Have you ever read a book where the characters seemed to jump off of the page? Where you get weirdly invested in their journey and exclaim out loud (much to the annoyance of the cat) when they finally do what you’ve been waiting for the entire book? Yeah… That book for me was Outpost by F.T. McKinstry, book one of the Fylking series. And let me tell you, those poor characters are in for quite a ride.
This book falls (I think, but I’m really bad at genre identification) into the epic fantasy category, with drawn-out quests, interdimensional beings and huge amounts of possibly world-ending problems. The Fylking are a group of highly-powerful beings from another dimension and world. They gathered a group of Wardens, the only ones who could see them, to protect their gateway—a weapon to be used in a war against a terrible enemy who also happens to be, you know, highly-powerful beings from another dimension and world. Because normal people aren’t tiny enough beings as it is.
Those poor, unfortunate normal beings upon which this book focuses are Othin, a ranger and lawkeeper who travels around a set territory to preserve the law set down by the rulers in a distant city; Melisande, Othin’s lover who lives in one of the northern villages on his route, is a knitter with strange abilities; and Arcmael, a warden with guardian Fylking meant to help and protect him in his duties.
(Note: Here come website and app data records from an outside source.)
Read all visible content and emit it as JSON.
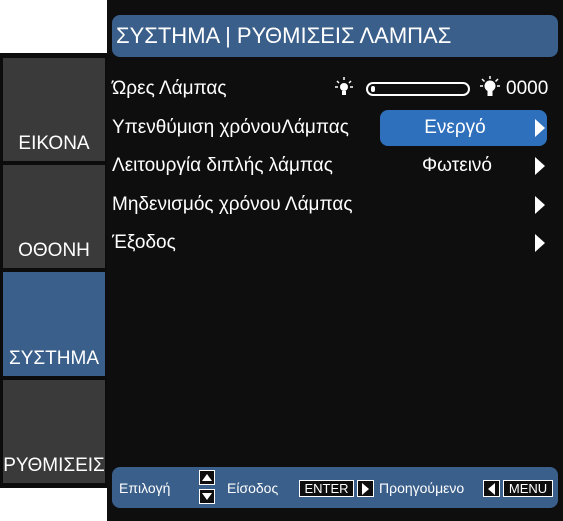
{
  "sidebar": {
    "tabs": [
      {
        "label": "ΕΙΚΟΝΑ",
        "active": false
      },
      {
        "label": "ΟΘΟΝΗ",
        "active": false
      },
      {
        "label": "ΣΥΣΤΗΜΑ",
        "active": true
      },
      {
        "label": "ΡΥΘΜΙΣΕΙΣ",
        "active": false
      }
    ]
  },
  "header": {
    "title": "ΣΥΣΤΗΜΑ | ΡΥΘΜΙΣΕΙΣ ΛΑΜΠΑΣ"
  },
  "menu": {
    "lamp_hours": {
      "label": "Ώρες Λάμπας",
      "value": "0000",
      "icons": [
        "lamp-small-icon",
        "lamp-large-icon"
      ]
    },
    "lamp_reminder": {
      "label": "Υπενθύμιση  χρόνουΛάμπας",
      "value": "Ενεργό"
    },
    "dual_lamp_mode": {
      "label": "Λειτουργία διπλής λάμπας",
      "value": "Φωτεινό"
    },
    "lamp_reset": {
      "label": "Μηδενισμός χρόνου Λάμπας"
    },
    "exit": {
      "label": "Έξοδος"
    }
  },
  "footer": {
    "select_label": "Επιλογή",
    "enter_label": "Είσοδος",
    "enter_key": "ENTER",
    "back_label": "Προηγούμενο",
    "menu_key": "MENU"
  },
  "colors": {
    "accent": "#3a5f8a",
    "highlight": "#2f70bd",
    "panel_bg": "#0e0e0e",
    "tab_bg": "#3a3a3a"
  }
}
These characters’ lives intertwine in many different ways and yet they never seem to actually cross paths until things are going very, very badly. Othin and Melisande’s relationship was one of my favourite parts of this novel, because they manage to be something much more than a romantic sub-plot and, as it turns out, their relationship is really quite important. Arcmael did manage to frustrate me at the beginning quite a bit. He wasn’t annoying, per se, but he did do some really stupid things for rather silly reasons which had me grumbling. He managed to win me over in the end, so all’s well I suppose. These characters’ interaction-by-lack-of-interaction was a fascinating detail that made the book all the more interesting to me. How does one create a relationship between characters when they are so very far apart? The way that this is managed is really quite well done and I like it. A lot.
The writing itself has many details that are described in such a way as to make this world feel quite real. The idea of Norse and Scandinavian deities, for one, adds a level of reality to the mystery of the Fylking. The details of Melisande’s knitting, the daily troubles of Othin’s work, and even Arcmael’s… well, everything, really. His conversations, his convictions, his mental state, all described very well. Take note of the details, dear reader. They are, actually, quite important. I won’t tell you which ones, though, because that ruins the fun.
After the richness of the details and the torture that is the characters’ reality, we come to the end. Spoilers, Othin and Melisande actually manage to interact with one another. Arcmael turns out to have a very important role to play. But then… aaaaaggghhhhh. It’s all quite dramatic, I assure you. The author has a very good purpose in doing things the way that she has, but my goodness. Okay, okay, I know. Book one is always going to end in a flurry of drama and excitement. But really! You could give a reader a break! (Actually, the ending is really well done and as a writer I wish I could have done something quite so, well, stunning.)
Honestly, I don’t really have much in the way of critique here. The Fylking were perhaps my least favourite part of the novel simply because their crypticness could have easily caused more problems than otherwise. I think that was rather the point, though. The characters were well done, they had lovely developmental arcs, the worldbuilding was thorough and pulled me in right from the beginning. Yes, the plot and characters did drive me a bit crazy at points. Yes, the ending was a cliffhanger that had me startling the cat. But those things are what make a lovely book. I suppose my main issue with the book is that there are so many questions left unanswered. But that is what book two is for, no?
On the whole, Outpost is a really good read that I would highly recommend to anyone interested in epic fantasy with characters that just about jump out of the book. On to book two!